P&Z answers ‘we don’t know' to property questions
“We must pass the rezoning to see what is in the rezoning” is the logic being used by the Carroll County Planning & Zoning Commission.
I (virtually) attended the planning commission meeting held Sept. 2. The topic was the rezoning of several large parcels along Md. 140 and adjacent to Reese Road. There are many things wrong with how the meeting was announced (not) and how things have proceeded up to this point. However, I want to concentrate on one dimension of the meeting. That is, the Planning & Zoning Commission stated that they have no idea how the property might be used if they/the commissioners approve the requested change from current Agricultural Zoning to the proposed High Commercial, Industrial and Heavy Industrial.
Every time a citizen asked a question about what might happen to the property once they rezoned it, they stated that they did not know. They stated that any specific proposals for how the land would be developed once it was rezoned, would have to be submitted and approved.
Have you thought about how this development will completely jam the traffic flow on 140?
Have you thought about how the traffic will overburden the windy residential Reese Road?
Some of the property is landlocked. Are you planning to route the traffic for this new facility through the residential neighborhood?
How will the Heavy Industrial development adversely impact the neighboring well water?
How will any development pass muster with DNR critical areas review?
This area will contribute even more to the flooding of the North Branch Patapsco River. How can this be allowed?
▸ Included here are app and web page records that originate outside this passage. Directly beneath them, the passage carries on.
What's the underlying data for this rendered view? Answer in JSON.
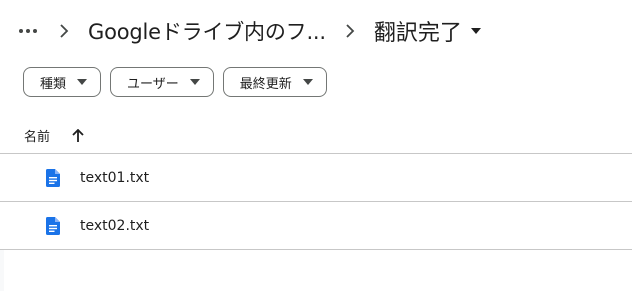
{
  "breadcrumb": {
    "more_icon": "more-horiz-icon",
    "separator_icon": "chevron-right-icon",
    "parent_label": "Googleドライブ内のフ...",
    "current_label": "翻訳完了",
    "current_caret_icon": "caret-down-icon"
  },
  "filters": [
    {
      "label": "種類",
      "icon": "caret-down-icon"
    },
    {
      "label": "ユーザー",
      "icon": "caret-down-icon"
    },
    {
      "label": "最終更新",
      "icon": "caret-down-icon"
    }
  ],
  "table": {
    "name_header": "名前",
    "sort_icon": "arrow-up-icon",
    "rows": [
      {
        "name": "text01.txt",
        "icon": "google-docs-icon"
      },
      {
        "name": "text02.txt",
        "icon": "google-docs-icon"
      }
    ]
  },
  "colors": {
    "doc_icon": "#1a73e8",
    "text": "#1f1f1f",
    "divider": "#c7c7c7",
    "chip_border": "#747775"
  }
}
To all these questions and many more the response was always the same. The planning commission does not know. They stated that just because they approve a zoning change to High Commercial and Heavy Industrial, that does not mean that any requested change will ever take place.
Are we really to believe that even though the planning commission admits having worked with the property owner, the future plans for the land never came up? Are they being deceitful to us?
If the county has no idea what is to become of the property after the zoning change, then why change it? If the answer is simply because the property owner wants to change it, then I would counter that there are many local residents who oppose that change and their voices must be heard.
Russell B. Baker
Inadequate notification from Planning & Zoning
I am concerned about the adequacy and timing of communications to nearby residents as part of Carroll County’s comprehensive rezoning project. My house is adjacent to/near four properties on Reese Road that have requested rezoning in the “by request” phase from Agricultural and/or Conservation to a range that includes Heavy Commercial, Heavy Industrial, and Light Industrial.
The first direct notice I received about this was an undated letter from the Planning & Zoning (P&Z) Commission on Aug. 28, which notified adjoining property owners of the rezoning and provided an opportunity to submit comments to the P&Z Commission for a meeting dated Sept. 2 (five days later). At this meeting, the P&Z Commission was already making final recommendations that will be presented to the County Commissioners in October 2020.
The mailed notice I received was 38 days after a July 21 meeting where the P&Z Commission first discussed rezoning the properties. Not all adjoining properties have been notified. Signs were not posted on the properties before the July 2020 meeting, and signs are still not posted as of mid-September. Emails from the P&Z Department are cryptic. All properties are identified by case numbers (such as C3-04-2020-0012), not by street addresses.
Rezoning requests should be identified by ZIP codes, communities, roads, and street addresses. Adjoining property owners should have been notified in advance of the July meeting and provided the chance to submit comments to the P&Z Commission so that they could have fully considered all the points made by the community. The fact that no public comments were provided in the July meeting only to have several hours of call-in comments plus over 100 pages of written comments provided in the September meeting should be proof enough that there are not adequate notification processes in place.